§ **Entries taken from a collection**
###

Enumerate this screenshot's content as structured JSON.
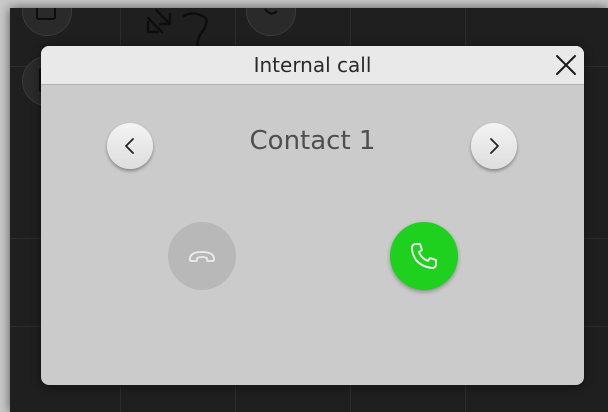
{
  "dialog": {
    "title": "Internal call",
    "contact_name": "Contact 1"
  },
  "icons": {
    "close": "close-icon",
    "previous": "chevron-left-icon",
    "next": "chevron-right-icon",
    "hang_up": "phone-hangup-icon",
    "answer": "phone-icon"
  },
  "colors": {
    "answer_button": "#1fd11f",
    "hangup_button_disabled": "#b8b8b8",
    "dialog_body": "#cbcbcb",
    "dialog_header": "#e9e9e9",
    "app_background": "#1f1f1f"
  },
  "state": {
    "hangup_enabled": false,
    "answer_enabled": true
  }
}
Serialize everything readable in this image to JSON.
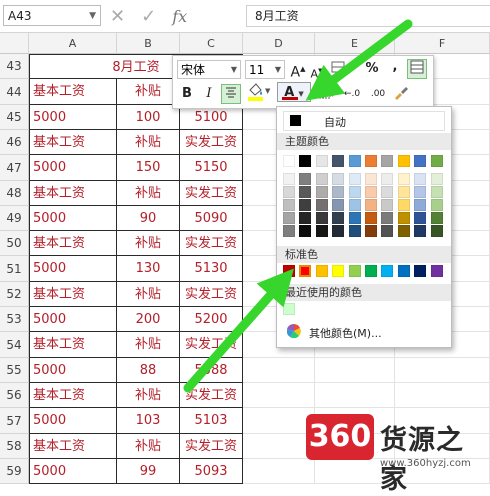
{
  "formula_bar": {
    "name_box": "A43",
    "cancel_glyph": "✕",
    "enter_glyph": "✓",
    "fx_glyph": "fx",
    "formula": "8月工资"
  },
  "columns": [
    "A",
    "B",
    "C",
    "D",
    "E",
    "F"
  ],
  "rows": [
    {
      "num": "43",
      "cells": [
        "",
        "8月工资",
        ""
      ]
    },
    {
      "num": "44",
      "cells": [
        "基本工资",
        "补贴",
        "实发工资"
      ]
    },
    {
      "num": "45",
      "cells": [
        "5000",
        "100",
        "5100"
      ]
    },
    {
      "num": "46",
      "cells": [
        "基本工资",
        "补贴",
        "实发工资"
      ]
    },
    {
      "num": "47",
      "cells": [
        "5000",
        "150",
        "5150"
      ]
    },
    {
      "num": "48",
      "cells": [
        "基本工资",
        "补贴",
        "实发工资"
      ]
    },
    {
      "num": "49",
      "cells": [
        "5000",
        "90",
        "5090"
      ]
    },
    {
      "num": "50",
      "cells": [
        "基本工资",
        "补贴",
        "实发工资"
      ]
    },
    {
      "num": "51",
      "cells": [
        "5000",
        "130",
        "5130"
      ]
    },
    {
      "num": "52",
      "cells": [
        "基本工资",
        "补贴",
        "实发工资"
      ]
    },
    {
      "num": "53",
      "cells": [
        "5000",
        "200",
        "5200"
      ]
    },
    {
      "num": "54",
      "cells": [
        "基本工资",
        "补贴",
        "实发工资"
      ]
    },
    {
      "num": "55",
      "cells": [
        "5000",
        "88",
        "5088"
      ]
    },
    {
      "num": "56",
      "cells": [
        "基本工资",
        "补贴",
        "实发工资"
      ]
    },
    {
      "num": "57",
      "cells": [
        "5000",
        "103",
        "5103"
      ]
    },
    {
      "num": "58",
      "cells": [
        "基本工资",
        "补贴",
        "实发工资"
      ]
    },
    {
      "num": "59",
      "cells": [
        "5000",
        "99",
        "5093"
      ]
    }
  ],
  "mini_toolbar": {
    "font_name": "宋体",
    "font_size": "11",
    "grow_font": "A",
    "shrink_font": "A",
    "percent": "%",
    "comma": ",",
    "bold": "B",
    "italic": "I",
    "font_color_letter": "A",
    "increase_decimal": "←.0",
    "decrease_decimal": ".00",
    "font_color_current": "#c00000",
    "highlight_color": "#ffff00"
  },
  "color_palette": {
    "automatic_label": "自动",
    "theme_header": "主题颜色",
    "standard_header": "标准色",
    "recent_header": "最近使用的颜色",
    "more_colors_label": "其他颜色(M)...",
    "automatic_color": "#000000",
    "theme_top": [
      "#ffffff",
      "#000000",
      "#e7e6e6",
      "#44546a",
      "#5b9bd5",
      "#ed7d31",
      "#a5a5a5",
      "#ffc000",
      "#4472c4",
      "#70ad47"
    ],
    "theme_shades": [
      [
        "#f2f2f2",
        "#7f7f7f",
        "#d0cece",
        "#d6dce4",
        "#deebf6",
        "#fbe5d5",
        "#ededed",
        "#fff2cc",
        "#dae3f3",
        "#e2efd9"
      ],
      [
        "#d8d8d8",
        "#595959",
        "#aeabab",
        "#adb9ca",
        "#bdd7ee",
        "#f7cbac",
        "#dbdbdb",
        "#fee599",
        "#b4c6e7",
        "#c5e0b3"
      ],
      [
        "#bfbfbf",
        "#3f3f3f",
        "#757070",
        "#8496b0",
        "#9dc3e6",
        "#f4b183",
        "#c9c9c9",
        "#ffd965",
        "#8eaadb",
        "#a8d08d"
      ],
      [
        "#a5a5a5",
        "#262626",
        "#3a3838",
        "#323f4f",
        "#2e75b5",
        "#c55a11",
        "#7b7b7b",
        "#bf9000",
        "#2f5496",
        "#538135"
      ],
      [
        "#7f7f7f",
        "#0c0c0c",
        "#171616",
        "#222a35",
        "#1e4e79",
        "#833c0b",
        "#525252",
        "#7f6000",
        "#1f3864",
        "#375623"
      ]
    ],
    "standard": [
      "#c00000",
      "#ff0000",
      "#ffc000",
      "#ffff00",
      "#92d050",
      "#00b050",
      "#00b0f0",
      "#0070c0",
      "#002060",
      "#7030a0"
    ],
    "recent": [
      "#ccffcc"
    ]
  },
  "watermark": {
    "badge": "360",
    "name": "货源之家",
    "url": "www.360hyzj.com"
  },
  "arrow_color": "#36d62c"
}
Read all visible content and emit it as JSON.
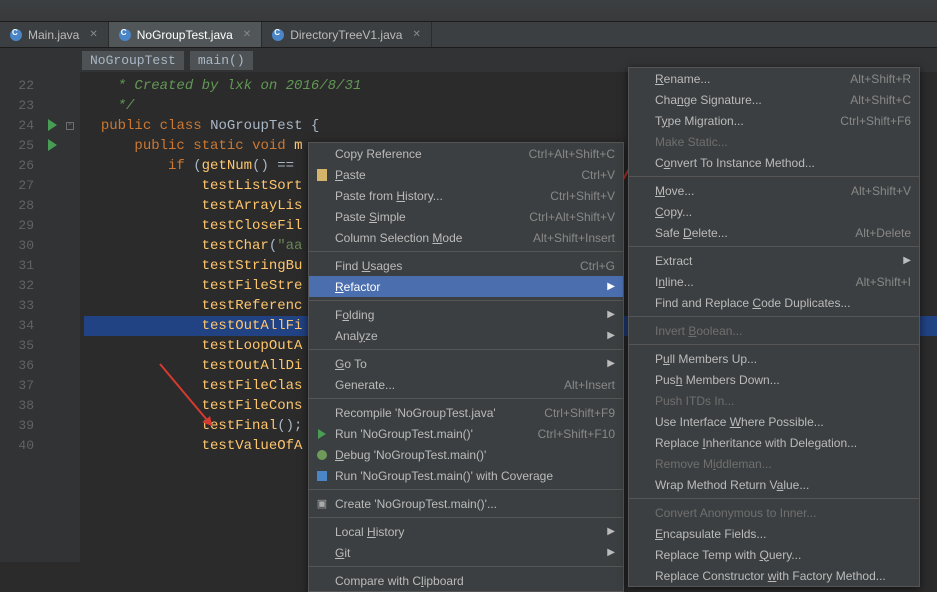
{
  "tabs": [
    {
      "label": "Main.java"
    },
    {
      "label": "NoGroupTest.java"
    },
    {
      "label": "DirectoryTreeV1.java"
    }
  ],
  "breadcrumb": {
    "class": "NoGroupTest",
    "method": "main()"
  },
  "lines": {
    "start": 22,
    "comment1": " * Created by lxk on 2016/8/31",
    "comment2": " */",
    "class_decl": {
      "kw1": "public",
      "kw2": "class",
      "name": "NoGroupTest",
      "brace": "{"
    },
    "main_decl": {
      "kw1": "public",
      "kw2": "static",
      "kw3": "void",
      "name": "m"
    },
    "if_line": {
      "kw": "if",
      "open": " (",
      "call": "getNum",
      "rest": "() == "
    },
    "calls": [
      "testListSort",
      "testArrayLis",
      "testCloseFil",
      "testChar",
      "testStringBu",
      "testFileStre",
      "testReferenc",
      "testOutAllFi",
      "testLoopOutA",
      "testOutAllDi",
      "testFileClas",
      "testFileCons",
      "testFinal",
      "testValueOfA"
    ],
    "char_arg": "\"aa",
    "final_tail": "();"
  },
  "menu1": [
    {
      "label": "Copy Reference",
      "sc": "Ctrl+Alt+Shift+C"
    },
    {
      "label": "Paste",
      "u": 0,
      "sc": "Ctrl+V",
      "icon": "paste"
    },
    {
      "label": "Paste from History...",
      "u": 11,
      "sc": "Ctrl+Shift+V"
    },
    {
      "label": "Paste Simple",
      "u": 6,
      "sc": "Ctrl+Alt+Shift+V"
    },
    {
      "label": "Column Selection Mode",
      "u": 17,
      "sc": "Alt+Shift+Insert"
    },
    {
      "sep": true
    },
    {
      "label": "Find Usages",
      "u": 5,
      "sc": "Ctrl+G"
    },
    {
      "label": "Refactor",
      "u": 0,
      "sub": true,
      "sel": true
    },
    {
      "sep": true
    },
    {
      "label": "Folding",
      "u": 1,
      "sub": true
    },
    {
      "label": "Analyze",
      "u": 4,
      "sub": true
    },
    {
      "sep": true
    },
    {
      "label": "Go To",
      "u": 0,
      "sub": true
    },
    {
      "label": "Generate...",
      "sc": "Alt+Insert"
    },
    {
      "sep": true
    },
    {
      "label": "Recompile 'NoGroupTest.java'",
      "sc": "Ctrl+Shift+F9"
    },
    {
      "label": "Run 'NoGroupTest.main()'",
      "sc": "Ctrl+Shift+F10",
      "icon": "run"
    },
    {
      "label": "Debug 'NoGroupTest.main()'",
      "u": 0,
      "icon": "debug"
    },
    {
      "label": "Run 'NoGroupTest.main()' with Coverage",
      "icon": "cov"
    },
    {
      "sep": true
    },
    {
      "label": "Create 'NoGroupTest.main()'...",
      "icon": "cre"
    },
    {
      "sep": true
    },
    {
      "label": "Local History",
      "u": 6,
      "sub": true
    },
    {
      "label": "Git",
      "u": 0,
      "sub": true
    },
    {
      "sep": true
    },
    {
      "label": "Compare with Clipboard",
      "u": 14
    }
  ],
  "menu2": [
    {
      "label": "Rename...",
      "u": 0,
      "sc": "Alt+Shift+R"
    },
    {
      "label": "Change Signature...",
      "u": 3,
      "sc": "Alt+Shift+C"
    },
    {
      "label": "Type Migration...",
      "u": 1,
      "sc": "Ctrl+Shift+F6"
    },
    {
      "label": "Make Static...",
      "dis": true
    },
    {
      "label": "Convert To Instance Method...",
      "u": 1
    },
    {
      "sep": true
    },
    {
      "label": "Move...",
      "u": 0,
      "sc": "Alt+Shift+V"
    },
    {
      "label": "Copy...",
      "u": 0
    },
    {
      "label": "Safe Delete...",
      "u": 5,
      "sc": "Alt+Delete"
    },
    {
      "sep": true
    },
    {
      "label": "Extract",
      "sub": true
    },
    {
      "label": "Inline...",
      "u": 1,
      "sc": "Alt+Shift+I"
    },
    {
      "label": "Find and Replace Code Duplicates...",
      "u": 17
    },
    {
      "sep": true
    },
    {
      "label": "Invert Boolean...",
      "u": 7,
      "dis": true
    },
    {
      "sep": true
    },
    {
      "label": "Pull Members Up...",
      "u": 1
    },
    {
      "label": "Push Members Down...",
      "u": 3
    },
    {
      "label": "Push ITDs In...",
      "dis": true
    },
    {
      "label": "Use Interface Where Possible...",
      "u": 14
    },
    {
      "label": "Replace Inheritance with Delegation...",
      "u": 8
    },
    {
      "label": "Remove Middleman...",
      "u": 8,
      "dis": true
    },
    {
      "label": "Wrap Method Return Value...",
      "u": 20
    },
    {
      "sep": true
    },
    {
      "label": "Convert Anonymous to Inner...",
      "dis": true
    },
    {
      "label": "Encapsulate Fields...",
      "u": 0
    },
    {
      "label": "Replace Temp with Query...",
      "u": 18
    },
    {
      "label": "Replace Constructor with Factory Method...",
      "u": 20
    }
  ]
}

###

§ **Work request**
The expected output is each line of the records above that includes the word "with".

§ **Task output**
      "label": "Run 'NoGroupTest.main()' with Coverage",
      "label": "Compare with Clipboard",
      "label": "Replace Inheritance with Delegation...",
      "label": "Replace Temp with Query...",
      "label": "Replace Constructor with Factory Method...",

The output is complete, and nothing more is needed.